The Food of Hanoi, Vietnam
January 8, 2020
During our trip to Vietnam, we enjoyed a variety of wonderful meals with different types of food. There were plenty of seafood, pork, and beef dishes, including Bún Chả and Phở. We also had the opportunity to take a local cooking class, which was one of our favorite memories of our time in Hanoi. In addition to eating at several restaurants in Hanoi, we also took several day trips that allowed us to taste food from the countryside as well.
Bún Chả is a traditional Vietnamese dish that originated in Hanoi and is made with grilled pork and noodles with a dipping sauce. It is usually served with condiment bowls of minced garlic and sliced hot peppers that can be added to your individual taste. Fried spring rolls are also commonly served with Bún chả. We definitely enjoyed eating Bún Chả and even visited the Bun Cha Ta restaurant twice during our stay in Hanoi. Bún Chả was also one of the items that we learned to make during our cooking class and we’ll definitely be making it for ourselves at home.
Phở is a Vietnamese soup that is usually made of beef, broth, herbs and noodles, but it can be made with chicken or pork as well. Unlike Bún Chả where you don’t drink the broth, Phở is a soup and you eat the meat and noodles with chopsticks and use a spoon to eat the broth. Once again you can add hot peppers to your Phở in order to make it spicier, but add them slowly as they are very spicy. Our hotel recommended that Pho 10 Ly Quoc Su, which is in the old quarter near way were staying and based on the lines, it is extremely popular with locals and tourists alike.

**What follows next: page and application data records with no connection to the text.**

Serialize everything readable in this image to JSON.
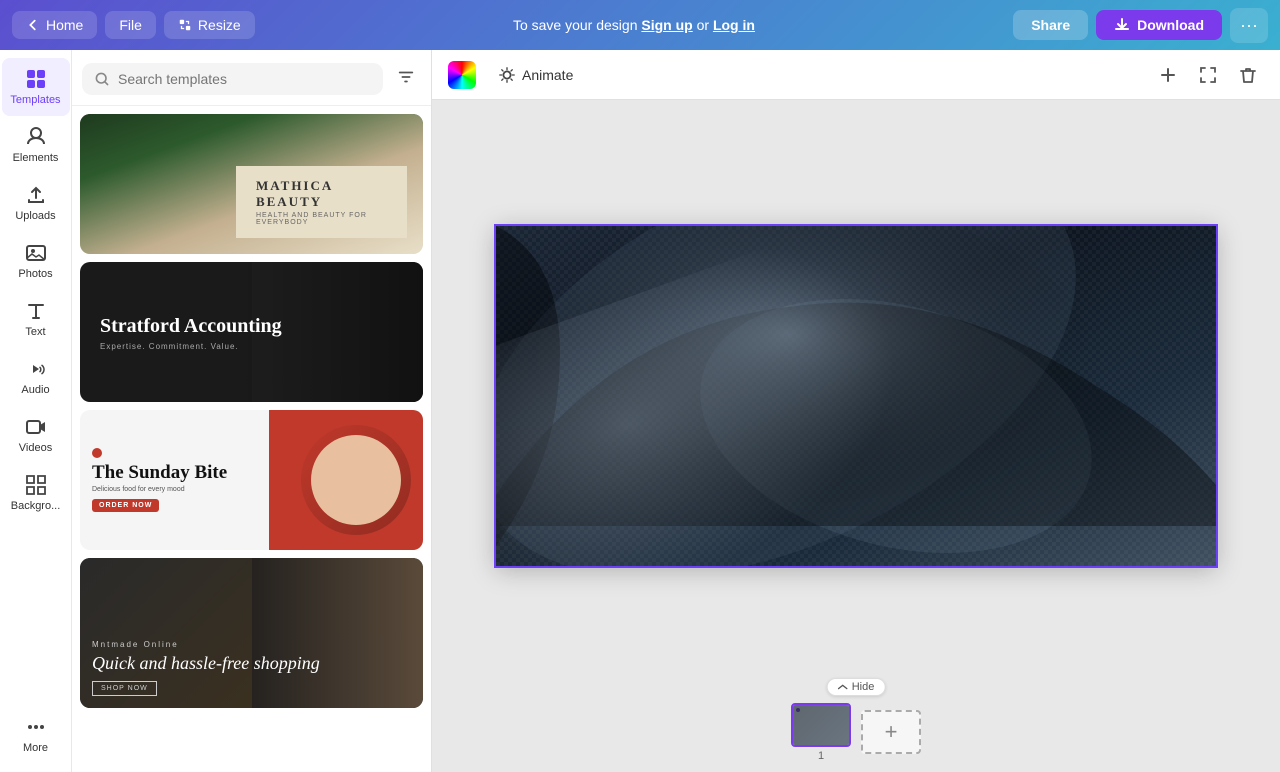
{
  "topbar": {
    "home_label": "Home",
    "file_label": "File",
    "resize_label": "Resize",
    "save_prompt": "To save your design",
    "signup_label": "Sign up",
    "or_label": "or",
    "login_label": "Log in",
    "share_label": "Share",
    "download_label": "Download",
    "more_label": "···"
  },
  "sidebar": {
    "items": [
      {
        "id": "templates",
        "label": "Templates",
        "icon": "templates-icon"
      },
      {
        "id": "elements",
        "label": "Elements",
        "icon": "elements-icon"
      },
      {
        "id": "uploads",
        "label": "Uploads",
        "icon": "uploads-icon"
      },
      {
        "id": "photos",
        "label": "Photos",
        "icon": "photos-icon"
      },
      {
        "id": "text",
        "label": "Text",
        "icon": "text-icon"
      },
      {
        "id": "audio",
        "label": "Audio",
        "icon": "audio-icon"
      },
      {
        "id": "videos",
        "label": "Videos",
        "icon": "videos-icon"
      },
      {
        "id": "backgrounds",
        "label": "Backgro...",
        "icon": "backgrounds-icon"
      },
      {
        "id": "more",
        "label": "More",
        "icon": "more-icon"
      }
    ]
  },
  "search": {
    "placeholder": "Search templates",
    "value": ""
  },
  "templates": [
    {
      "id": "beauty",
      "title": "MATHICA BEAUTY",
      "subtitle": "HEALTH AND BEAUTY FOR EVERYBODY",
      "type": "beauty"
    },
    {
      "id": "accounting",
      "title": "Stratford Accounting",
      "subtitle": "Expertise. Commitment. Value.",
      "type": "accounting"
    },
    {
      "id": "food",
      "title": "The Sunday Bite",
      "subtitle": "Delicious food for every mood",
      "cta": "ORDER NOW",
      "type": "food"
    },
    {
      "id": "fashion",
      "title": "Quick and hassle-free shopping",
      "subtitle": "Mntmade Online",
      "cta": "SHOP NOW",
      "type": "fashion"
    }
  ],
  "canvas": {
    "animate_label": "Animate",
    "page_number": "1"
  },
  "pages_bar": {
    "hide_label": "Hide",
    "add_page_label": "+",
    "page_1_number": "1"
  }
}
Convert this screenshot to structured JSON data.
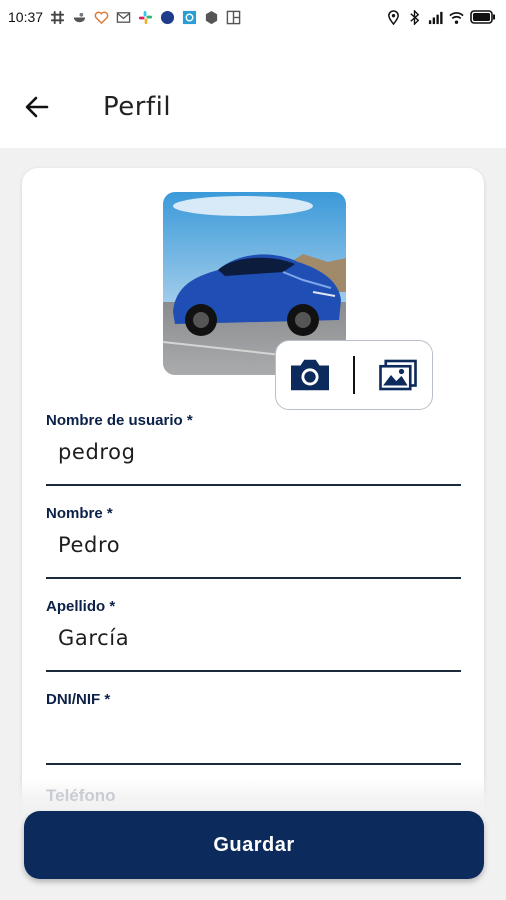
{
  "status_bar": {
    "time": "10:37",
    "left_icons": [
      "slack-icon",
      "bowl-icon",
      "heart-icon",
      "gmail-icon",
      "slack-icon",
      "circle-app-icon",
      "square-app-icon",
      "hexagon-app-icon",
      "board-icon"
    ],
    "right_icons": [
      "location-icon",
      "bluetooth-icon",
      "signal-icon",
      "wifi-icon",
      "battery-icon"
    ]
  },
  "header": {
    "title": "Perfil",
    "back_icon": "arrow-left-icon"
  },
  "profile": {
    "photo_icon": "car-photo",
    "camera_icon": "camera-icon",
    "gallery_icon": "gallery-icon"
  },
  "form": {
    "username": {
      "label": "Nombre de usuario *",
      "value": "pedrog"
    },
    "name": {
      "label": "Nombre *",
      "value": "Pedro"
    },
    "surname": {
      "label": "Apellido *",
      "value": "García"
    },
    "dni": {
      "label": "DNI/NIF *",
      "value": ""
    },
    "phone": {
      "label": "Teléfono"
    }
  },
  "actions": {
    "save_label": "Guardar"
  },
  "colors": {
    "accent": "#0c2a5c",
    "label": "#0c2148",
    "background": "#f1f1f1"
  }
}
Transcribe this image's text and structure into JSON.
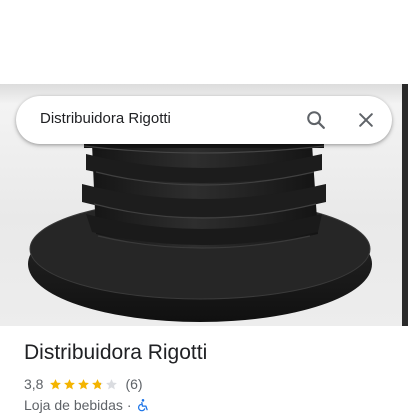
{
  "search": {
    "query": "Distribuidora Rigotti",
    "search_icon": "search-icon",
    "close_icon": "close-icon"
  },
  "place": {
    "name": "Distribuidora Rigotti",
    "rating": "3,8",
    "rating_value": 3.8,
    "rating_max": 5,
    "review_count": "(6)",
    "category": "Loja de bebidas",
    "separator": "·",
    "accessibility_icon": "wheelchair-accessible-icon"
  },
  "colors": {
    "star_filled": "#f4b400",
    "star_empty": "#dadce0",
    "accessibility_blue": "#1a73e8",
    "text_primary": "#202124",
    "text_secondary": "#5f6368"
  }
}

Egg Coffee is another traditional Vietnamese item and something that we had a couple of times and also made during our cooking class. It is coffee that is made with egg yokes and condensed milk, which makes it rich and sweet. We also ate seafood at a restaurant on the shore of Hoan Kiem Lake as well as during our overnight cruise on Halong Bay. During our tour to Ninh Binh, we were treated to a meal with fried spring rolls and a stew made with goat, potatoes, and carrots. Goat was a traditional dish for the Ninh Binh Province. During our tour of Perfume Pagoda, we were treated to an overwhelming array of local dishes that included beef, pork, chicken, and vegetables.
Obviously there are plenty of restaurants featuring western food, but we only ate at restaurants featuring local cuisine. Our chopstick skills definitely improved during our time in Vietnam as well since they were often the only utensils offered. We certainly enjoyed trying as much of the famous street food of Hanoi and the surrounding area as possible. We are definitely looking forward to recreating as many of the meals as we can in the upcoming months.